See Classical Archaeology 539. (Herbert)
572. Expressionism in Twentieth-Century Art. Hist. of Art 102 and either Hist. of Art 271 or 272; or permission of instructor. (3). (HU).
Unlike Futurism or Surrealism, Expressionism was never a conscious grouping with a defined program. Indeed, the course does not attempt to define a "true" Expressionism but rather presents those artists usually associated with that ism as individual creators. However, the major focus of the course will be the artists connected with two German groups, the Bridge and the Blue Rider (Kirchner, Heckel, Schmidt-Rottluff et al. from the former; Kandinsky, Marc, Feininger, Klee, et al. from the latter). Other German and Central European artists will also be examined including Kollwitz, Barlach, Beckmann, Schiele and Kokoschka. A broader context for Expressionism will be established by first reviewing certain Post-Impressionist and Symbolist developments and the Art of Munch, Ensor, Hodler and Klimt and then, in the final weeks, by discussion of American Abstract Expressionism. The primary method of instruction is lecture but discussion is encouraged. There will be a midterm quiz, a final and a paper (15-20 pages). The text is: Dube, Expressionism (Praeger) but there will be additional readings from books on Expressionism by Willett, Selz, Myers and Miesel. The course should be valuable not only for students of modern sculpture and painting but for German and Russian majors as well as for those interested in the relationship between art and society, politics, religion and even race. (Miesel)
584. Painting in Islamic Countries. Hist. of Art 101 or permission of instructor. (3). (HU).
This course consists of a short examination of pictorial representation in Islamic art and culture, followed by a detailed treatment of manuscript illustration and the arts of the book, particularly in the Persian speaking world, from the 13th through the 17th centuries. Aside from considering some of the finest masterpieces of Islamic art, the course will deal with art historical issues that transcend the limits of Islamic culture. Trip(s) to the Detroit Institute of Arts will be included. Two short papers; term paper, and final exam. (Allen)
598. Japanese Painting to 1600. Hist. of Art 103, 390, or 495. (3). (HU).
Japanese painting from its beginnings in the 7th century through the 16th century. Early painting through the 12th century is mostly Buddhist religious art. The 13th century saw the development of the secular narrative handscrolls. The 14th and 15th century art is largely monochrome ink painting, much of it inspired by Zen Buddhism, and in the 16th century the art of golden screen painting reached its full development. The course comprises the first half of a sequence; Japanese painting from the 17th century to the present is given a second term. A knowledge of Japanese history and language helps but is not required. Three lectures per week, midterm and final exams, and one paper required. (French)

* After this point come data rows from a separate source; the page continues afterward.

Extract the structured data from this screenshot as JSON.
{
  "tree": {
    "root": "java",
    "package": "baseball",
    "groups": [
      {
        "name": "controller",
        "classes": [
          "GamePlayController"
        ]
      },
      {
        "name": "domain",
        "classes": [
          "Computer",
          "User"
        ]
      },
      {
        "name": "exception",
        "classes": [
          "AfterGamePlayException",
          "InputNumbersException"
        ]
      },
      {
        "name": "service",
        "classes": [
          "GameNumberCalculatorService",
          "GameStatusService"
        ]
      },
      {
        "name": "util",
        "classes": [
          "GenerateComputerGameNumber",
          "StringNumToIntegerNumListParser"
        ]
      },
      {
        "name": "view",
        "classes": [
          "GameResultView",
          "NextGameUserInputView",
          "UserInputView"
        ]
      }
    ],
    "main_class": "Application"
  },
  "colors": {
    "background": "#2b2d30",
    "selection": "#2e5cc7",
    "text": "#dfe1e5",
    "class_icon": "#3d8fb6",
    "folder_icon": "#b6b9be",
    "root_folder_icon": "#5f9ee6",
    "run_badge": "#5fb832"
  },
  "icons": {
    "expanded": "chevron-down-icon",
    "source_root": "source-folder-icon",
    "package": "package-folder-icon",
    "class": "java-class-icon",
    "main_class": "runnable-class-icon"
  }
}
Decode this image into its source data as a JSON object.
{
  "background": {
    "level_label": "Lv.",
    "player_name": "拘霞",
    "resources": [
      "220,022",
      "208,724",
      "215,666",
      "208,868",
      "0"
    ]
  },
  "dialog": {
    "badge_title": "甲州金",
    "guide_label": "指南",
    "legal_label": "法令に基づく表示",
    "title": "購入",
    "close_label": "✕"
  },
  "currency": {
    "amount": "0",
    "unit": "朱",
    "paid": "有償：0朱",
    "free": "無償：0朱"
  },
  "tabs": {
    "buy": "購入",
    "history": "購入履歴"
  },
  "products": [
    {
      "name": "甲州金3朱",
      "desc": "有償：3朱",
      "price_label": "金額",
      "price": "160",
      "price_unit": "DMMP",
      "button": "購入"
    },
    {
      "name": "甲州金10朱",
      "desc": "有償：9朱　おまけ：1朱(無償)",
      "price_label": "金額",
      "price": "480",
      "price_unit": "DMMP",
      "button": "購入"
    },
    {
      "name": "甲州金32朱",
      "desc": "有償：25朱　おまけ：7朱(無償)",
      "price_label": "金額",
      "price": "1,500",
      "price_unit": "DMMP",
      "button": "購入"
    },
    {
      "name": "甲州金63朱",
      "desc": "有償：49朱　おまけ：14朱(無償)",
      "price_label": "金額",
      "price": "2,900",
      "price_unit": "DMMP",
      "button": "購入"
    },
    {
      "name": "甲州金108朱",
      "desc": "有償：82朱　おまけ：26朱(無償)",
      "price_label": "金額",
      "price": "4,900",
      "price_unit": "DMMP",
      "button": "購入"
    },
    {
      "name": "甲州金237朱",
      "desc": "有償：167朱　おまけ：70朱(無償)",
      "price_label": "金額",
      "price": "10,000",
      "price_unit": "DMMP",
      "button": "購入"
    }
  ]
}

University of Michigan | College of LS&A | Student Academic Affairs | LS&A Bulletin Index
This page maintained by LS&A Academic Information and Publications, 1228 Angell Hall
of the University of Michigan,
Ann Arbor, MI 48109 USA +1 734 764-1817
Trademarks of the University of Michigan may not be electronically or otherwise altered or separated from this document or used for any non-University purpose.